Ever since we had the twins, each year has seemed like a "big" year. By circumstance and our own natures, the past seven years have brought incredible changes, lots of chaos, tons of fun, little sleep, a bucket full of stress, (buckets full of dirty diapers), and some truly wild adventures. In these years, we moved from an apartment in New York City to a dorm in a rural Maine prep school to the first floor of a rambling Victorian house in New Haven. A third son joined the party. I finished a Master's degree, became an at-home parent, moved back into high school teaching after some middle school years, did another stint as a full-time mama, and now work in a progressive elementary school--where I juggle being an administrator and being a parent.
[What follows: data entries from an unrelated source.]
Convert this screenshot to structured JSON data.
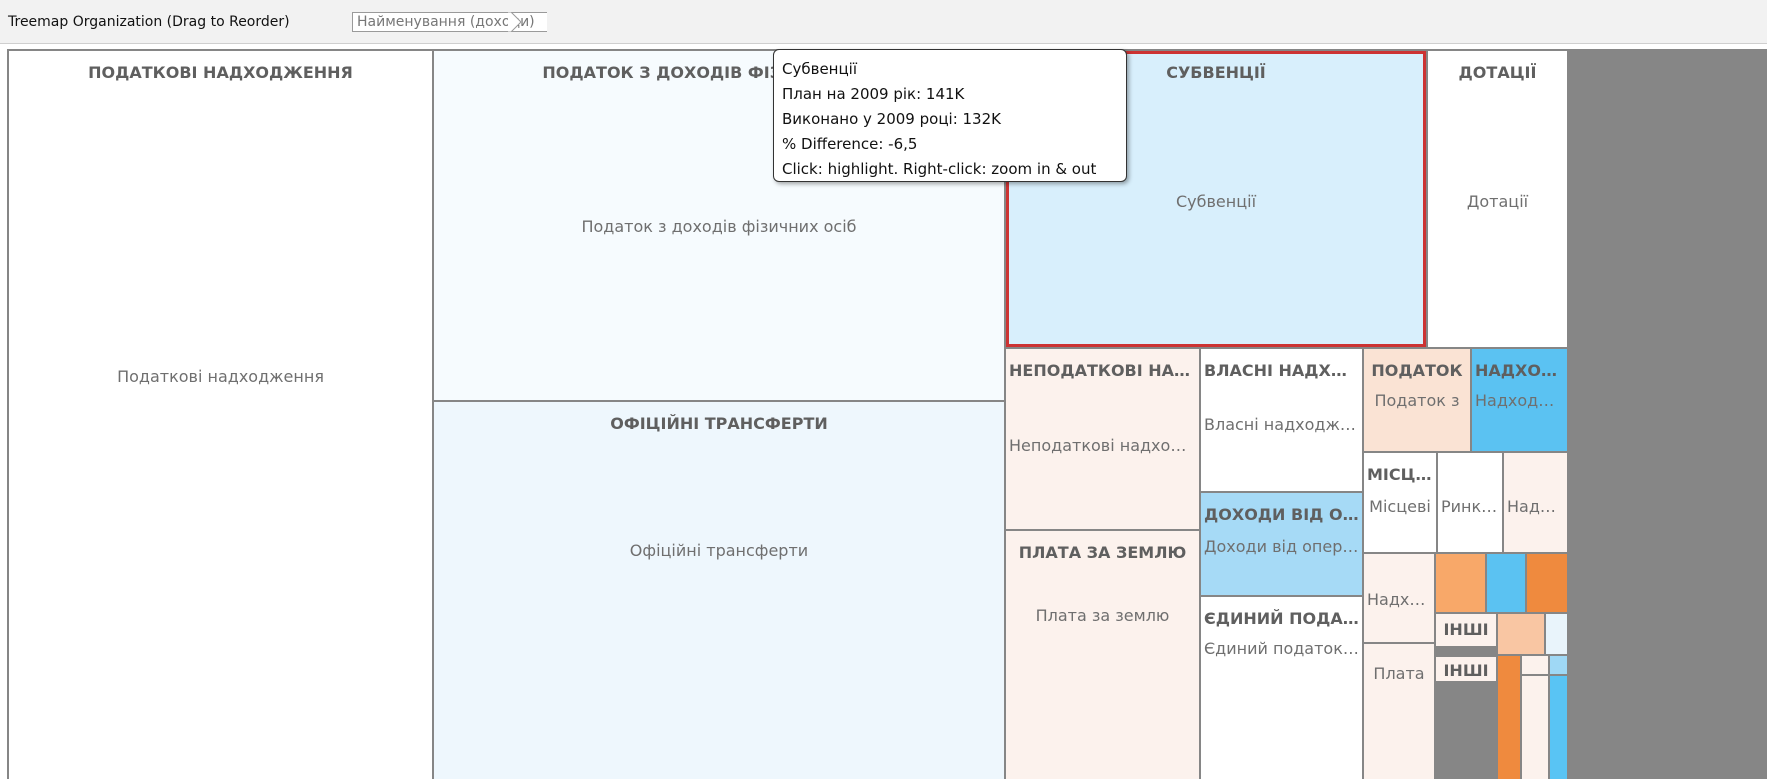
{
  "toolbar": {
    "organization_label": "Treemap Organization (Drag to Reorder)",
    "breadcrumb": "Найменування (доходи)"
  },
  "colors": {
    "white": "#ffffff",
    "pale_blue": "#eef7fd",
    "light_blue": "#d3eefc",
    "blue": "#59c4f4",
    "mid_blue": "#9fd8f5",
    "pale_peach": "#fcf2ed",
    "peach": "#f9ddcc",
    "orange": "#f7a466",
    "dark_orange": "#ef8a3e",
    "selected_border": "#cc3333"
  },
  "cells": [
    {
      "id": "podatkovi",
      "header": "ПОДАТКОВІ НАДХОДЖЕННЯ",
      "sub": "Податкові надходження",
      "color": "#ffffff"
    },
    {
      "id": "pdfo",
      "header": "ПОДАТОК З ДОХОДІВ ФІЗИЧНИХ ОСІБ",
      "sub": "Податок з доходів фізичних осіб",
      "color": "#f6fbfe"
    },
    {
      "id": "subventsii",
      "header": "СУБВЕНЦІЇ",
      "sub": "Субвенції",
      "color": "#d8effc",
      "selected": true
    },
    {
      "id": "dotatsii",
      "header": "ДОТАЦІЇ",
      "sub": "Дотації",
      "color": "#ffffff"
    },
    {
      "id": "ofitsiini",
      "header": "ОФІЦІЙНІ ТРАНСФЕРТИ",
      "sub": "Офіційні трансферти",
      "color": "#eef7fd"
    },
    {
      "id": "nepodatkovi",
      "header": "НЕПОДАТКОВІ НАДХОДЖЕННЯ",
      "sub": "Неподаткові надходження",
      "color": "#fcf2ed"
    },
    {
      "id": "plata_zemlyu",
      "header": "ПЛАТА ЗА ЗЕМЛЮ",
      "sub": "Плата за землю",
      "color": "#fcf2ed"
    },
    {
      "id": "vlasni",
      "header": "ВЛАСНІ НАДХОДЖЕННЯ",
      "sub": "Власні надходження",
      "color": "#ffffff"
    },
    {
      "id": "dokhody_operatsii",
      "header": "ДОХОДИ ВІД ОПЕРАЦІЙ",
      "sub": "Доходи від операцій",
      "color": "#a6daf6"
    },
    {
      "id": "yedynyi",
      "header": "ЄДИНИЙ ПОДАТОК",
      "sub": "Єдиний податок для",
      "color": "#ffffff"
    },
    {
      "id": "podatok_small",
      "header": "ПОДАТОК",
      "sub": "Податок з",
      "color": "#fae3d4"
    },
    {
      "id": "nadkhod_blue",
      "header": "НАДХОДЖЕННЯ",
      "sub": "Надходження",
      "color": "#5bc2f2"
    },
    {
      "id": "mists",
      "header": "МІСЦЕВІ",
      "sub": "Місцеві",
      "color": "#ffffff"
    },
    {
      "id": "rynk",
      "header": "",
      "sub": "Ринковий",
      "color": "#ffffff"
    },
    {
      "id": "nadkh_a",
      "header": "",
      "sub": "Надходження",
      "color": "#fcf2ed"
    },
    {
      "id": "nadkh_b",
      "header": "",
      "sub": "Надходження",
      "color": "#fcf2ed"
    },
    {
      "id": "plat_small",
      "header": "",
      "sub": "Плата",
      "color": "#fcf2ed"
    },
    {
      "id": "inshi_a",
      "header": "ІНШІ",
      "sub": "",
      "color": "#fcf2ed"
    },
    {
      "id": "inshi_b",
      "header": "ІНШІ",
      "sub": "",
      "color": "#fcf2ed"
    },
    {
      "id": "tiny_orange_1",
      "header": "",
      "sub": "",
      "color": "#f8a869"
    },
    {
      "id": "tiny_blue_1",
      "header": "",
      "sub": "",
      "color": "#5bc2f2"
    },
    {
      "id": "tiny_orange_2",
      "header": "",
      "sub": "",
      "color": "#ef8a3e"
    },
    {
      "id": "tiny_peach_1",
      "header": "",
      "sub": "",
      "color": "#f9c6a3"
    },
    {
      "id": "tiny_pale_1",
      "header": "",
      "sub": "",
      "color": "#e9f4fb"
    },
    {
      "id": "tiny_orange_3",
      "header": "",
      "sub": "",
      "color": "#ef8a3e"
    },
    {
      "id": "tiny_pale_2",
      "header": "",
      "sub": "",
      "color": "#fcf2ed"
    },
    {
      "id": "tiny_pale_3",
      "header": "",
      "sub": "",
      "color": "#fcf2ed"
    },
    {
      "id": "tiny_blue_2",
      "header": "",
      "sub": "",
      "color": "#9fd8f5"
    },
    {
      "id": "tiny_blue_3",
      "header": "",
      "sub": "",
      "color": "#59c4f4"
    }
  ],
  "tooltip": {
    "name": "Субвенції",
    "plan": "План на 2009 рік: 141K",
    "done": "Виконано у 2009 році: 132K",
    "diff": "% Difference: -6,5",
    "hint": "Click: highlight. Right-click: zoom in & out"
  }
}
I became an orphan when my father died, my mother having died while I was pregnant with C and S. P and I left the RC church of our childhoods and joined the Episcopal Church, in part due to its more open stance towards women in the clergy and openness to GLBT people. P left his job running a nonprofit to care fulltime for our boys, then stepped into teaching, became a fulltime graduate student and seminarian, struggled on the path of becoming an Episcopal priest, and will finish school in May, no longer on the ordination path. Whew.
In two months, I turn 40-- another big year, right? I am embracing this for all it's worth. I've decided not to dye my hair, at least not to cover the grey, perhaps at some point, though, to add some secretly-desired pink streaks. I am letting anyone who asks know my age. I was going to get fit and strong and lose all this extra weight I've been dragging around, but that looks like it won't happen before 40. But I am going to celebrate this birthday.
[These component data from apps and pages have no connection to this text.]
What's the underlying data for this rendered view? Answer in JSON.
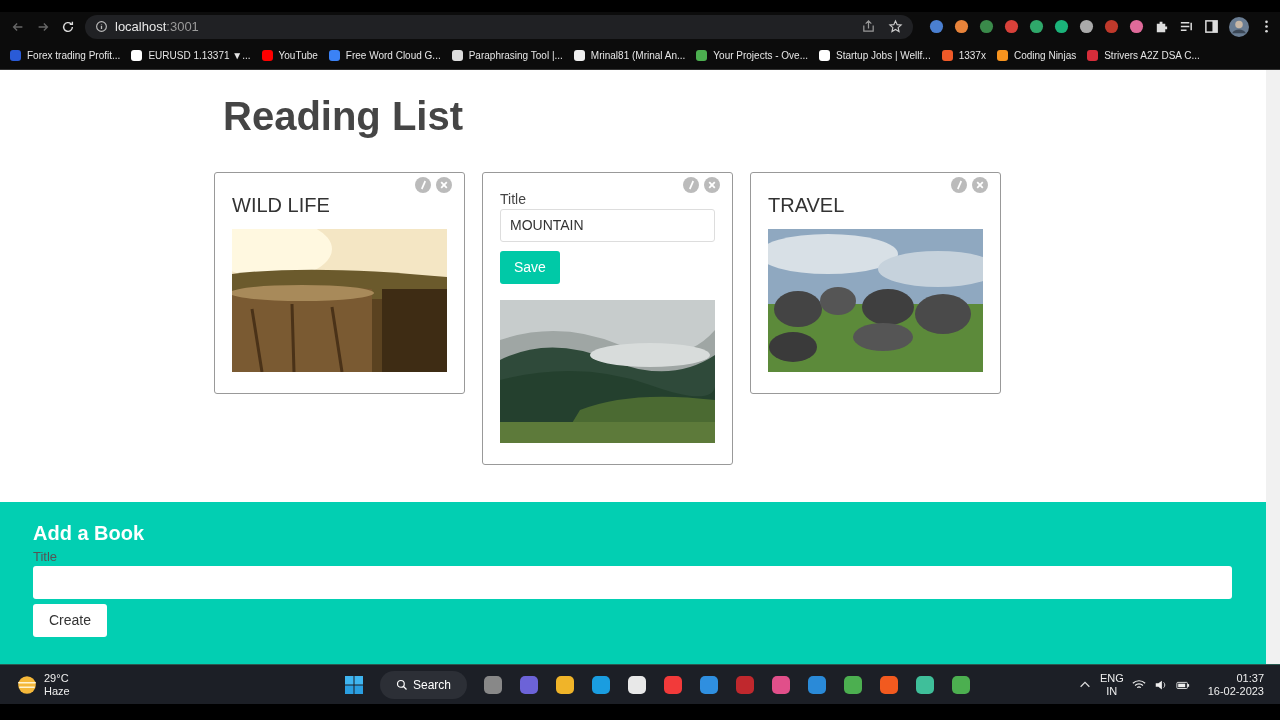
{
  "browser": {
    "address": "localhost",
    "port": ":3001",
    "bookmarks": [
      {
        "label": "Forex trading Profit...",
        "color": "#2a5bd7"
      },
      {
        "label": "EURUSD 1.13371 ▼...",
        "color": "#ffffff"
      },
      {
        "label": "YouTube",
        "color": "#ff0000"
      },
      {
        "label": "Free Word Cloud G...",
        "color": "#3b82f6"
      },
      {
        "label": "Paraphrasing Tool |...",
        "color": "#dddddd"
      },
      {
        "label": "Mrinal81 (Mrinal An...",
        "color": "#eeeeee"
      },
      {
        "label": "Your Projects - Ove...",
        "color": "#4caf50"
      },
      {
        "label": "Startup Jobs | Wellf...",
        "color": "#ffffff"
      },
      {
        "label": "1337x",
        "color": "#f05a28"
      },
      {
        "label": "Coding Ninjas",
        "color": "#f7931e"
      },
      {
        "label": "Strivers A2Z DSA C...",
        "color": "#d62d3a"
      }
    ],
    "extensions": [
      {
        "color": "#4a7fd0"
      },
      {
        "color": "#e8833a"
      },
      {
        "color": "#3a8a4a"
      },
      {
        "color": "#d8413a"
      },
      {
        "color": "#2fa86a"
      },
      {
        "color": "#1bb37a"
      },
      {
        "color": "#aaaaaa"
      },
      {
        "color": "#c0392b"
      },
      {
        "color": "#e06a9a"
      }
    ]
  },
  "page": {
    "heading": "Reading List",
    "books": [
      {
        "kind": "view",
        "title": "WILD LIFE"
      },
      {
        "kind": "edit",
        "field_label": "Title",
        "value": "MOUNTAIN",
        "button": "Save"
      },
      {
        "kind": "view",
        "title": "TRAVEL"
      }
    ],
    "add_form": {
      "heading": "Add a Book",
      "field_label": "Title",
      "button": "Create"
    }
  },
  "taskbar": {
    "temperature": "29°C",
    "weather": "Haze",
    "search": "Search",
    "apps": [
      {
        "color": "#888888"
      },
      {
        "color": "#6c63d8"
      },
      {
        "color": "#f0b429"
      },
      {
        "color": "#1a9de0"
      },
      {
        "color": "#e8e8e8"
      },
      {
        "color": "#f23a3a"
      },
      {
        "color": "#2f8fe0"
      },
      {
        "color": "#c0282d"
      },
      {
        "color": "#e14f8a"
      },
      {
        "color": "#2a8ad8"
      },
      {
        "color": "#4caf50"
      },
      {
        "color": "#f25a1f"
      },
      {
        "color": "#3fbf9a"
      },
      {
        "color": "#4caf50"
      }
    ],
    "language": "ENG",
    "region": "IN",
    "time": "01:37",
    "date": "16-02-2023"
  }
}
And here and now, I am publicly promising myself two gifts for my birthday: a passport and a bike. I don't have any specific plans to travel abroad, by the passport promise is sort of symbolic. Here I am-- the woman who studied in Spain for a year during university, backpacked through Europe, returned to Sevilla for a summer, worked on a farm in Scotland another summer, joined the Peace Corps at 27, served in the Philippines, hanging around SE Asia for a couple of years, took two extended trips to Thailand, honeymooned in Laos, spent her 30th birthday at a wedding on Sifnos in Greece-- who now has expired passport. P and I have always talked about traveling and/or living abroad with kids, even dreamed up a great documentary idea that would require time overseas. When he had the opportunity to spend three weeks in Ghana last summer, I was excited for him, even though it meant solo parenting for that time (ugh!). How can it be that I have an expired passport? I think it's completely indicative about becoming a mama and how one loses herself in that 'role,' that space, that identity. So I hereby declare that I will print out the paperwork, get those dreaded passport photos taken, write the check, and get myself a brand spankin' new passport that at some point, somewhere, will get stamped before it expires in another 10 years.
And now onto the bike. Purchasing the bakfiets and commuting by bike has revolutionized the way P and I think about transportation. We have prided ourselves on being a one-car family, made some thoughtful and specific choices so that we could remain a one-car family, but now with the bakfiets, we are finding that we can leave the car parked more and more. As we look toward the summer, we realize that our transportation needs will change. P will take over the bakfiets/boy commuting, bringing the fellas to camp by bike whenever possible (they are going to a farm camp on the other side of the city for three weeks that we are not sure if we can realistically get to/from by bike daily). I will continue working at my school-- the big change from teacher to administrator, not getting the summer off. Thinking ahead, I realized that I need a bike of my very own, not a family cargo bike, but one just for me and my solo summer commute. Having made a huge (but worth-every-penny) investment in the baks, I am a little skittish to spend huge amounts on this bike. I have dreamed a bit of the Oma, now that I am totally into the Dutch bike thing but feel guilty about the expense and haven't found an East Coast dealer (we shipped the bakfiets across the country--ahhh, the gas used for that, although I do love our dealer in Portland, OR). I have also thought of an Electra Townie, but have read some negative reviews (along with many positive ones). Another mama biker suggested perhaps a Gary Fisher Simple City Bike. So I put this out there to the couple of bike folks who have been reading-- What do you think? I want a bike that I can step through, sit upright, not worry about wearing work clothes on, is steady and durable for city riding, and will be just right for this nearly 40-year-old?
OK, I have to admit I am sort of getting obsessed with xtracycles as well and wonder if I should go that route. Yup, we have a great cargo bike but I wonder if I get an xtra it will serve us better in the long run than just a 'single' bike for me . A kid can sit on the snap deck, especially if you get a cool stoker bar and we really can continue to go out by bike as a family, grocery shop, etc. I could use it solo without an issue as well so commuting this summer to work would work, too. Am I just getting ridiculous?